What first got you interested in working in the Fab Lab? How did you get started on this project?
I previously ran a company in high school and college, where I handcrafted bespoke wooden clocks, bowls and pens. When I moved over to the US, I wanted to keep doing something along those lines. I reached out to Matt Leevy from the Innovation Lab who happened to have a new project he was working on; it was perfect timing. Myself and Jeff were very happy to get involved in it. Matt had come up with the idea for Blockify, but didn’t have enough time to dedicate to it. That’s where our involvement in the project started.
What is Blockify?
We create modular flat-pack wooden blocks that can be used to assemble furniture, desks and walls. It’s a very adaptable concept that can be taken down a few different paths, but we decided to focus on startup offices as our beachhead market. Startups are very dynamic environments that need to be collaborative. Office space should mimic the constant change that startups undergo and adapt as the needs of the company change, which is where the flexibility of our product comes in. Other avenues that were considered included producing easily assembled homes for people in developing countries.
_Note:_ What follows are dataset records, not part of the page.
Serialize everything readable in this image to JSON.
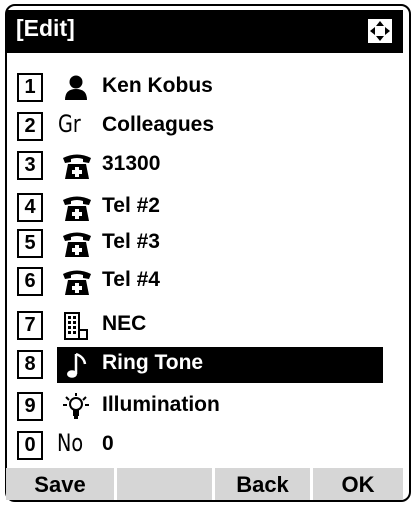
{
  "header": {
    "title": "[Edit]",
    "nav_icon": "four-way-navigation-icon"
  },
  "items": [
    {
      "key": "1",
      "icon": "person-icon",
      "icon_text": "",
      "label": "Ken Kobus"
    },
    {
      "key": "2",
      "icon": "group-icon",
      "icon_text": "Gr",
      "label": "Colleagues"
    },
    {
      "key": "3",
      "icon": "telephone-icon",
      "icon_text": "",
      "label": "31300"
    },
    {
      "key": "4",
      "icon": "telephone-icon",
      "icon_text": "",
      "label": "Tel #2"
    },
    {
      "key": "5",
      "icon": "telephone-icon",
      "icon_text": "",
      "label": "Tel #3"
    },
    {
      "key": "6",
      "icon": "telephone-icon",
      "icon_text": "",
      "label": "Tel #4"
    },
    {
      "key": "7",
      "icon": "building-icon",
      "icon_text": "",
      "label": "NEC"
    },
    {
      "key": "8",
      "icon": "music-note-icon",
      "icon_text": "",
      "label": "Ring Tone",
      "selected": true
    },
    {
      "key": "9",
      "icon": "light-bulb-icon",
      "icon_text": "",
      "label": "Illumination"
    },
    {
      "key": "0",
      "icon": "number-icon",
      "icon_text": "No",
      "label": "0"
    }
  ],
  "softkeys": {
    "save": "Save",
    "blank": "",
    "back": "Back",
    "ok": "OK"
  }
}
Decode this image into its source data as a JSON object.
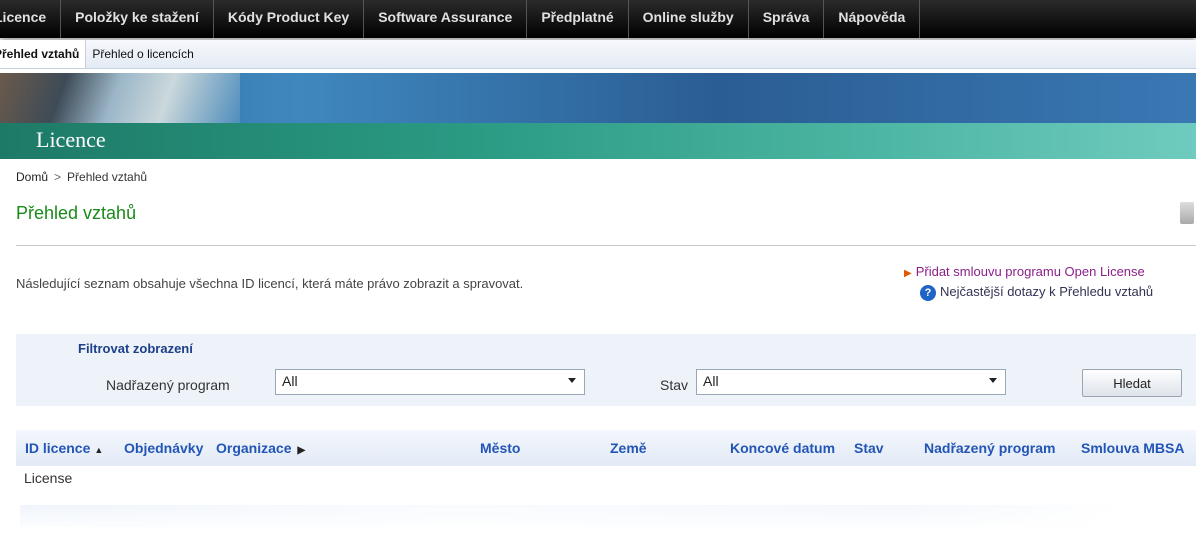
{
  "topnav": {
    "items": [
      "Licence",
      "Položky ke stažení",
      "Kódy Product Key",
      "Software Assurance",
      "Předplatné",
      "Online služby",
      "Správa",
      "Nápověda"
    ]
  },
  "subnav": {
    "tabs": [
      "Přehled vztahů",
      "Přehled o licencích"
    ],
    "active": "Přehled vztahů"
  },
  "banner": {
    "title": "Licence"
  },
  "breadcrumb": {
    "home": "Domů",
    "separator": ">",
    "current": "Přehled vztahů"
  },
  "page": {
    "title": "Přehled vztahů",
    "intro": "Následující seznam obsahuje všechna ID licencí, která máte právo zobrazit a spravovat."
  },
  "side_links": {
    "add_open_license": "Přidat smlouvu programu Open License",
    "faq": "Nejčastější dotazy k Přehledu vztahů"
  },
  "filter": {
    "title": "Filtrovat zobrazení",
    "parent_program_label": "Nadřazený program",
    "parent_program_value": "All",
    "status_label": "Stav",
    "status_value": "All",
    "search_button": "Hledat"
  },
  "table": {
    "columns": [
      "ID licence",
      "Objednávky",
      "Organizace",
      "Město",
      "Země",
      "Koncové datum",
      "Stav",
      "Nadřazený program",
      "Smlouva MBSA"
    ],
    "rows": [
      [
        "License"
      ]
    ]
  },
  "colors": {
    "topnav_bg": "#000000",
    "title_green": "#1a8a1a",
    "link_blue": "#2255b5",
    "link_purple": "#8a1f8a"
  }
}
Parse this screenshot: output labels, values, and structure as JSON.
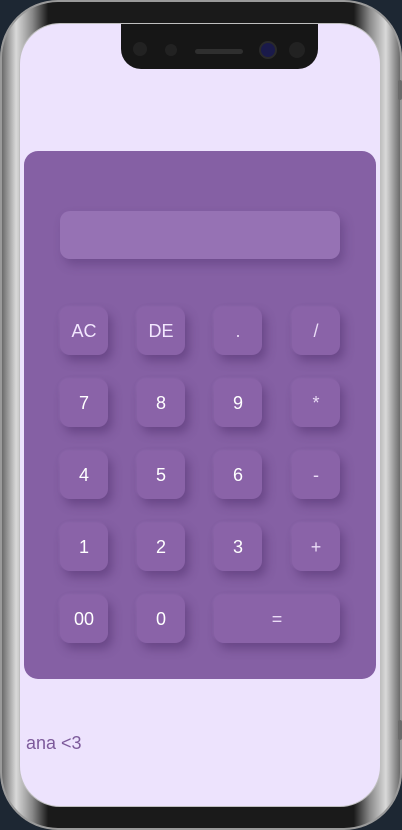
{
  "calculator": {
    "display_value": "",
    "keys": {
      "ac": "AC",
      "de": "DE",
      "dot": ".",
      "divide": "/",
      "seven": "7",
      "eight": "8",
      "nine": "9",
      "multiply": "*",
      "four": "4",
      "five": "5",
      "six": "6",
      "minus": "-",
      "one": "1",
      "two": "2",
      "three": "3",
      "plus": "+",
      "double_zero": "00",
      "zero": "0",
      "equals": "="
    }
  },
  "footer": {
    "text": "ana <3"
  },
  "colors": {
    "page_background": "#ede3fd",
    "calculator_background": "#8560a4",
    "display_background": "#9672b4",
    "key_background": "#8a63a8",
    "footer_text": "#7d5a9b"
  }
}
It’s a very exciting idea, but being based out of Innovation Park made startups the perfect market to start with.
Who’s on the team right now?
The Blockify team right now consists of Matt Leevy, Jeff Riney, Ryan Kreager and myself. Because it’s a startup, we don’t have any defined roles yet – we only started about 3 weeks ago so we’re still deciding the direction to go with the company. Matt is very much experimenting with the design and build of the blocks because he’s based in the Innovation Lab. We’ve gone through a few iterations of the blocks based on feedback from workshops and potential customers. Jeff and I pitched the company last week to the IDEA Center, which was interesting because I’m a Venture Coach and usually I’m on the other side listening to the pitches. We have been busy brainstorming the beachhead market to go through, as well as the design of the logo.
We also ran a workshop for the Office of Business Development at Notre Dame, where we invited their staff in to tour the lab and make some blocks and gadgets. We got a lot of feedback from this.
By getting more involved with the manufacturing we will be able to fulfill upcoming orders. Ryan Kreager from the IDEA Center is working on a website that will help move the company forward.
What were some of the challenges you found while working on this?
I think one of the main ones is that in the beginning of a startup, everything is a decision. We iterated over the name a few times, the market we were going to target as well as the design of the blocks. These blocks can serve so many functions like housing, sheds, couches, bed frames, desks, storage, and many others, that choosing one main market took a bit of discussion. You don’t want to choose too narrow a market but you also don’t want to spread yourself too thin either. Then we had to consider the design of the blocks themselves. So actually being able to make them easily assembled by regular people was pretty tough, but the incredible Matt Leevy took care of that.
Any other challenges?
I think that the main challenge is just getting a consensus from everyone as to the strategy going forward – as I mentioned, we have so many avenues to go down with this that we wanted to decide as a team and go full charge down one path instead of spreading ourselves too thin trying to chase multiple markets. The team meet every week and we have very productive meetings. We go in with a mindset to just get as much done as possible, and it’s been working well for us. So far things are going well and it’s been very interesting!
What are the next steps?
That’s another thing we’ve discussed. We’re hoping to potentially bring someone on to the team that could run this after myself and Jeff graduate. We’re also thinking about entering Race to Revenue, and we’re thinking of bringing another member onto the team to do that.
In terms of long term strategy, we want to focus on getting our product to market, and we also have some interesting things planned for IDEA Week in April to showcase just how versatile these blocks are. We’re talking with different people in startups, with the aim of doing some pilot projects to show how our blocks in action. That way, we can also get some product photography so we can sell online once the website is up and running.
Ultimately we need to balance our social mission with the need to make a profit from this company. We’ve discussed doing a partnership where, for example, for every 10 blocks we sell, one is donated to third world housing or some sort of homeless shelter. Of course, the details of that really need to be talked about, and there’s a lot of things we need to consider there but we feel there are really exciting ways to give back and make this something that contributes to the greater good.
Originally published by innovationlab.nd.edu on February 13, 2020.at